The evocative vintage vibe of the grandmillennial design style — sometimes referred to as maximalism — relies on a well-edited approach to this layered, cozy look to avoid looking cluttered and overdone. With generous doses of pattern and texture, this trend highlights traditional design with a modern twist that has been embraced by millennials looking to create comfortable, non-cookie-cutter living spaces. This movement embraces color, floral wallpaper, patterned upholstery, heirloom furniture, and vintage accessories (like grandma’s china) blended with a few modern elements to create a sentimental, homey space.
Interlocking G Tartan Cushion, $800, Gucci.
Kordas advises, “Don’t be afraid to mix colors and patterns, and be sure to create layers, such as lamps and sculptures in front of mirrors and art, needlepoint rugs on top of larger sisal rugs. Think patterned wallpaper with a different-pattern drape, even!”
Cashmere Silk Throw, $1,100, Gucci.
Art deco is an opulent yet modern design style that was popular in Europe and the United States during the 1920s and 1930s that influenced fashion, interior design, architecture, automobiles, and the arts. Visualize The Great Gatsby, the Roaring Twenties, and the Jazz Age. Highly stylized, art deco features clean lines, bold colors, and geometric patterns with an emphasis on balance, symmetry, and harmony — with all that to offer, it’s really no surprise that this retro movement’s eclectic sophistication is making a comeback.
Harlow Indoor/Outdoor Washable Mat, $49-$149, Pottery Barn.
When you’re considering adding a dash of art deco glam to your living space, it’s best to select a signature piece of furniture (or two) and a few well-curated statement accessories, such as monolithic-patterned pillows or a dramatic geometric vintage vase.
Brass Geometric Vase Collection, $100, RH.

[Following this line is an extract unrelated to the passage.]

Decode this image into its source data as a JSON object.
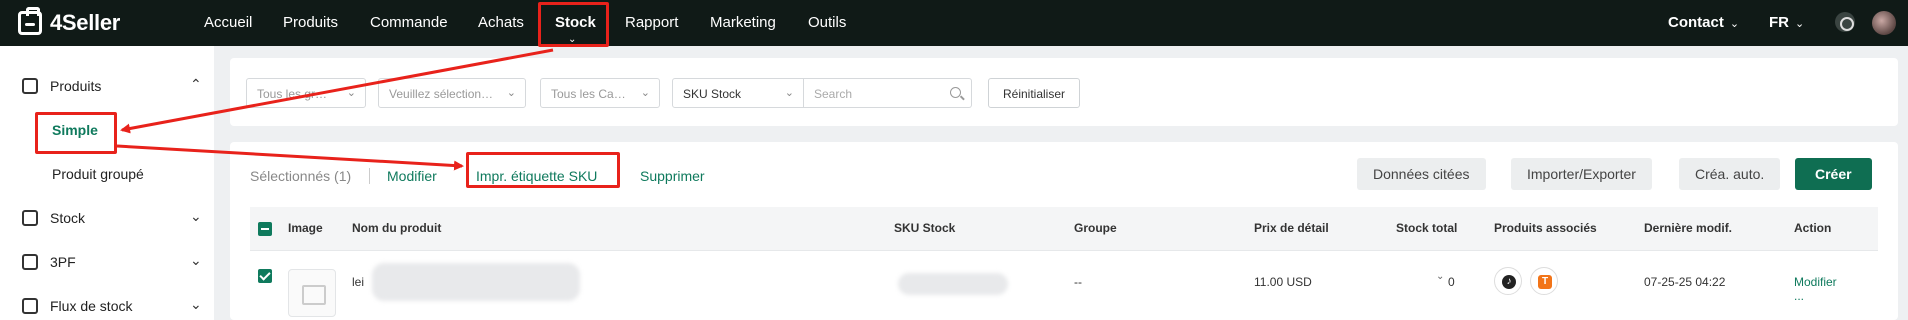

Mid-century modern (MCM) is an American design movement influencing products, graphic design, architecture, and interior design that was popular from the mid-1940s to the late 1960s but has had a resurgence in popularity over the past decade due to its timeless visual appeal. MCM incorporates elements such as clean lines and mixed textures along with bold geometric patterns.
Thaddeus Curved Chair, $3,596, RH.
This modern yet nostalgic look can be easily woven into your existing home decor with stylish vintage accessories or clean-lined furniture with tapered legs. “A whole room of Knoll, Saarinen, and Milo Baughman may bring you right back to the ’50s, but a few pieces here and there mixed into a more traditional space can be a pleasant surprise for today,” advises Kordas.
Aero Wood Round Dining Table, $2,060, RH.
The rising Japandi trend (also called Scandinese) fuses two simplistic design aesthetics that emphasize comfort, calm, function, and minimalism: traditional Japanese and rustic Scandinavian. Fueling this trend is the desire for simplicity and calm in the busyness of modern life. To achieve the Japandi style, focus on reducing clutter and creating open spaces using muted colors and decorating with a well-curated mix of dark and light hues in sustainable natural materials.
Kroy Cane Back Barstool, $849, Arhaus.
The addition of house plants adds a welcomed natural green element. Together, these two styles create a warmer, cozier functional living space. Kordas says, “Clean lines, less is more, and go for symmetry and purpose. Keep woods and ceramics in the design to retain warmth and sophistication.”
Ezra 57” Buffet, $1,299, Pottery Barn.
Biophilic interior design honors the human desire for connection and harmony with nature by bringing the natural environment inside. In 1973, psychoanalyst Erich Fromm popularized the term “biophilia,” which he described as “the passionate love of life and of all that is alive.” Ways to create a calm and relaxing nature-based haven in your home include allowing an abundance of natural daylight in, cultivating large quantities of house plants, and selecting colors found in nature — especially shades of green.
Faux Potted Fiddle Leaf Fig Tree, 5.4 feet, $199, Pottery Barn.
To incorporate biophilic design into your home, Kordas suggests, “Leave large windows undressed. Keep paint colors neutral to allow for a seamless transition from the outside to in. Incorporate natural textures like sisal and rattan, and always flood the home with greenery.”
Woven Rattan Vases, $129 each, Pottery Barn.